If you do plan to drive on dirt roads, make sure you have off-road tires and a serviceable spare. You’ll also want to make sure you have a full tank (and maybe a spare can or two).

Be Safe

As the name implies, meeting your maker is absolutely a possibility at Death Valley. Fortunately, the risk is remote, but it still exists, so you need to be careful.

Never go anywhere without plenty of water, and be aware of your surroundings. There are venomous snakes and other dangerous animals out here, and even the (very) occasional cool rain can quickly turn into a deadly flash flood.

Cell service and even GPS is extremely unreliable out here, too, so don’t expect to be able to simply call for help if you find yourself in a jackpot. Plan ahead, stick to clearly-marked trails and roads and always tell someone where you’ll be and when you’ll be back.

Also Read: 5 Miami Beach Campgrounds for Your Van or RV
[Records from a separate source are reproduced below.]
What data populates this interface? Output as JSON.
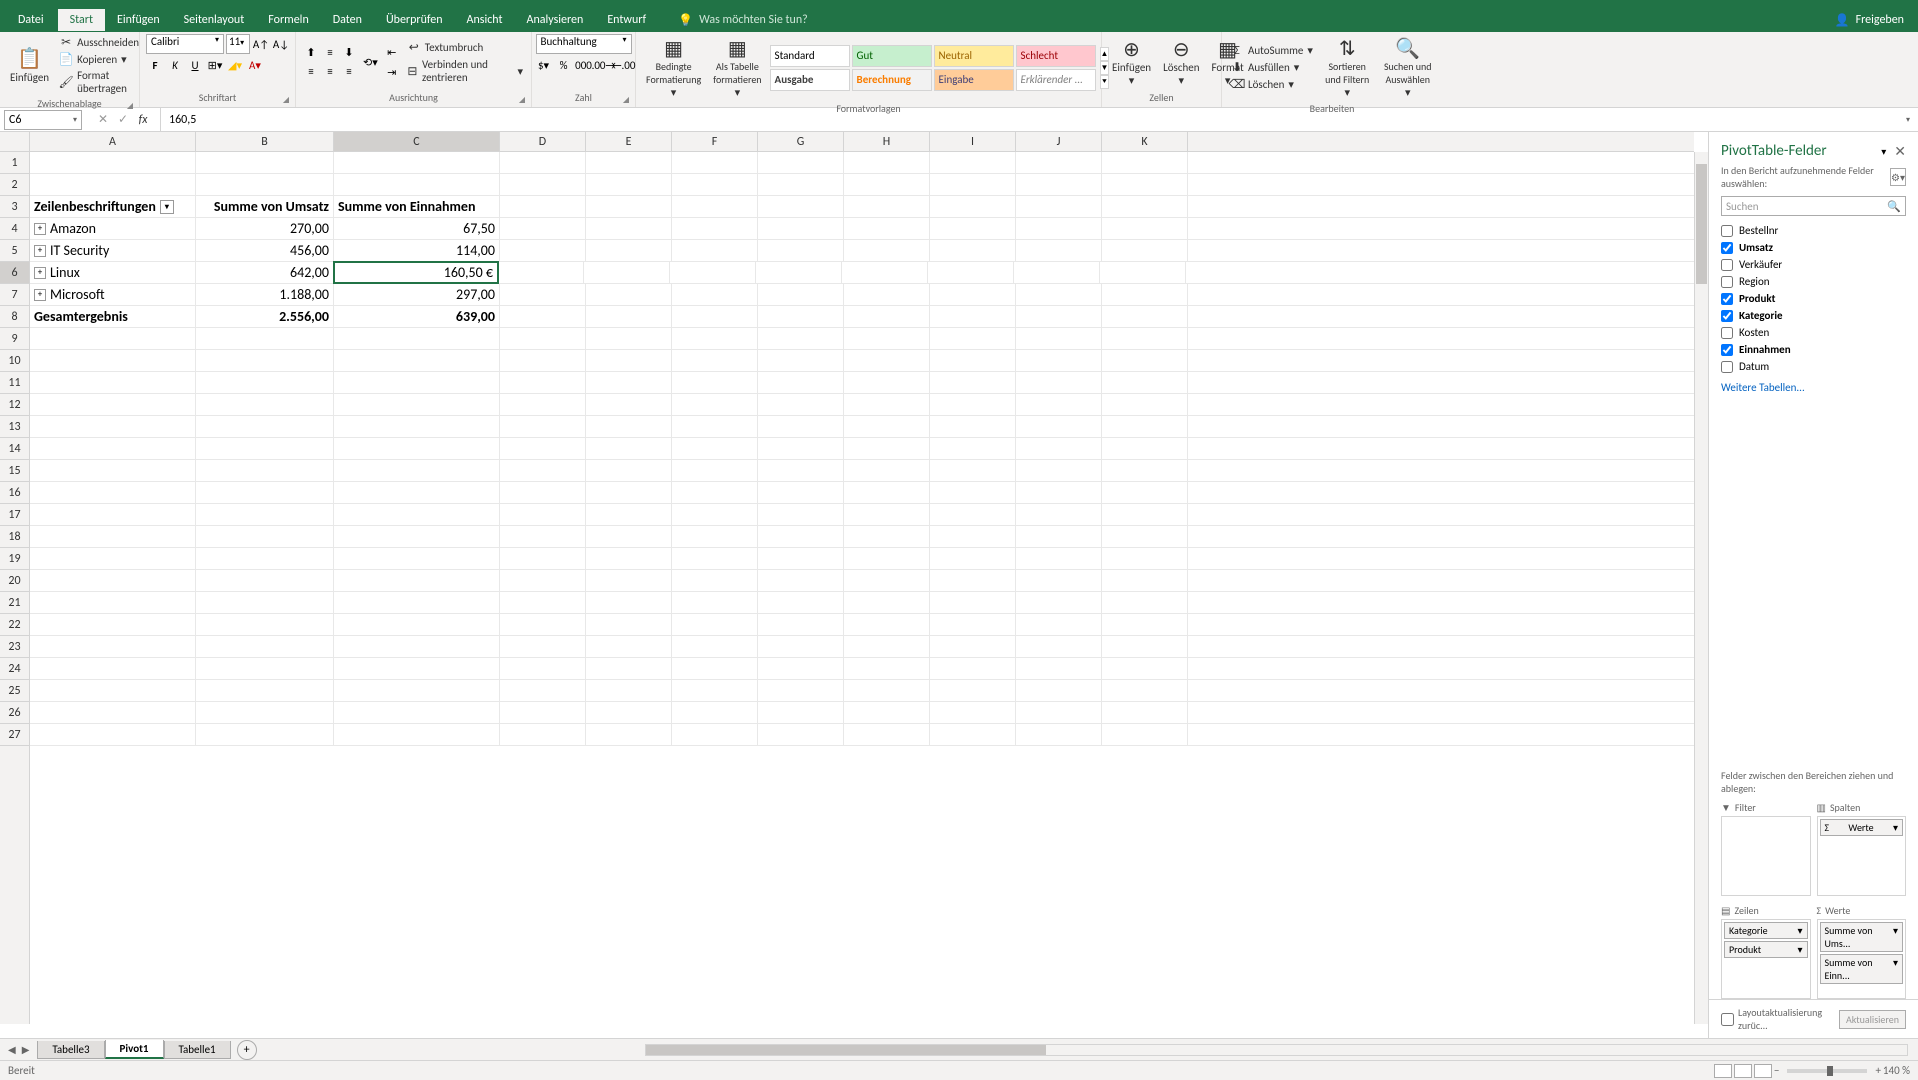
{
  "ribbon": {
    "tabs": [
      "Datei",
      "Start",
      "Einfügen",
      "Seitenlayout",
      "Formeln",
      "Daten",
      "Überprüfen",
      "Ansicht",
      "Analysieren",
      "Entwurf"
    ],
    "activeTab": "Start",
    "tellMe": "Was möchten Sie tun?",
    "share": "Freigeben"
  },
  "clipboard": {
    "paste": "Einfügen",
    "cut": "Ausschneiden",
    "copy": "Kopieren",
    "formatPainter": "Format übertragen",
    "group": "Zwischenablage"
  },
  "font": {
    "name": "Calibri",
    "size": "11",
    "group": "Schriftart"
  },
  "alignment": {
    "wrap": "Textumbruch",
    "merge": "Verbinden und zentrieren",
    "group": "Ausrichtung"
  },
  "number": {
    "format": "Buchhaltung",
    "group": "Zahl"
  },
  "styles": {
    "conditional": "Bedingte Formatierung",
    "asTable": "Als Tabelle formatieren",
    "standard": "Standard",
    "gut": "Gut",
    "neutral": "Neutral",
    "schlecht": "Schlecht",
    "ausgabe": "Ausgabe",
    "berechnung": "Berechnung",
    "eingabe": "Eingabe",
    "erkl": "Erklärender ...",
    "group": "Formatvorlagen"
  },
  "cells": {
    "insert": "Einfügen",
    "delete": "Löschen",
    "format": "Format",
    "group": "Zellen"
  },
  "editing": {
    "autosum": "AutoSumme",
    "fill": "Ausfüllen",
    "clear": "Löschen",
    "sortFilter": "Sortieren und Filtern",
    "findSelect": "Suchen und Auswählen",
    "group": "Bearbeiten"
  },
  "formulaBar": {
    "nameBox": "C6",
    "formula": "160,5"
  },
  "columns": [
    "A",
    "B",
    "C",
    "D",
    "E",
    "F",
    "G",
    "H",
    "I",
    "J",
    "K"
  ],
  "pivotData": {
    "headers": [
      "Zeilenbeschriftungen",
      "Summe von Umsatz",
      "Summe von Einnahmen"
    ],
    "rows": [
      {
        "label": "Amazon",
        "umsatz": "270,00",
        "einnahmen": "67,50"
      },
      {
        "label": "IT Security",
        "umsatz": "456,00",
        "einnahmen": "114,00"
      },
      {
        "label": "Linux",
        "umsatz": "642,00",
        "einnahmen": "160,50 €"
      },
      {
        "label": "Microsoft",
        "umsatz": "1.188,00",
        "einnahmen": "297,00"
      }
    ],
    "total": {
      "label": "Gesamtergebnis",
      "umsatz": "2.556,00",
      "einnahmen": "639,00"
    }
  },
  "pivotPane": {
    "title": "PivotTable-Felder",
    "subtitle": "In den Bericht aufzunehmende Felder auswählen:",
    "search": "Suchen",
    "fields": [
      {
        "name": "Bestellnr",
        "checked": false
      },
      {
        "name": "Umsatz",
        "checked": true
      },
      {
        "name": "Verkäufer",
        "checked": false
      },
      {
        "name": "Region",
        "checked": false
      },
      {
        "name": "Produkt",
        "checked": true
      },
      {
        "name": "Kategorie",
        "checked": true
      },
      {
        "name": "Kosten",
        "checked": false
      },
      {
        "name": "Einnahmen",
        "checked": true
      },
      {
        "name": "Datum",
        "checked": false
      }
    ],
    "moreTables": "Weitere Tabellen...",
    "dragHint": "Felder zwischen den Bereichen ziehen und ablegen:",
    "zones": {
      "filter": "Filter",
      "columns": "Spalten",
      "rows": "Zeilen",
      "values": "Werte"
    },
    "columnsItems": [
      "Werte"
    ],
    "rowsItems": [
      "Kategorie",
      "Produkt"
    ],
    "valuesItems": [
      "Summe von Ums...",
      "Summe von Einn..."
    ],
    "defer": "Layoutaktualisierung zurüc...",
    "update": "Aktualisieren"
  },
  "sheets": {
    "tabs": [
      "Tabelle3",
      "Pivot1",
      "Tabelle1"
    ],
    "active": "Pivot1"
  },
  "status": {
    "ready": "Bereit",
    "zoom": "140 %"
  }
}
Wrapping Up

If you’ve been itching to camp under an endless sky — and to really test yourself against a fierce, unforgiving climate — then a Death Valley adventure may be perfect for you. We’d recommend staying at Furnace Creek Campground while you’re there, as it’s both comfy and convenient, but there’s no shortage of fun places to explore.

In fact, maybe if enough people start to appreciate the park for how incredible it can be, it could even get a new, friendlier name. Let’s just check the temperature real quick…nope, Death Valley is perfect, actually.

Check out our guide to the best places to camp in Alaska for help planning a trip you’ll never forget.

If you liked this article about the best places to camp in Death Valley, consider checking out some of our favorites below —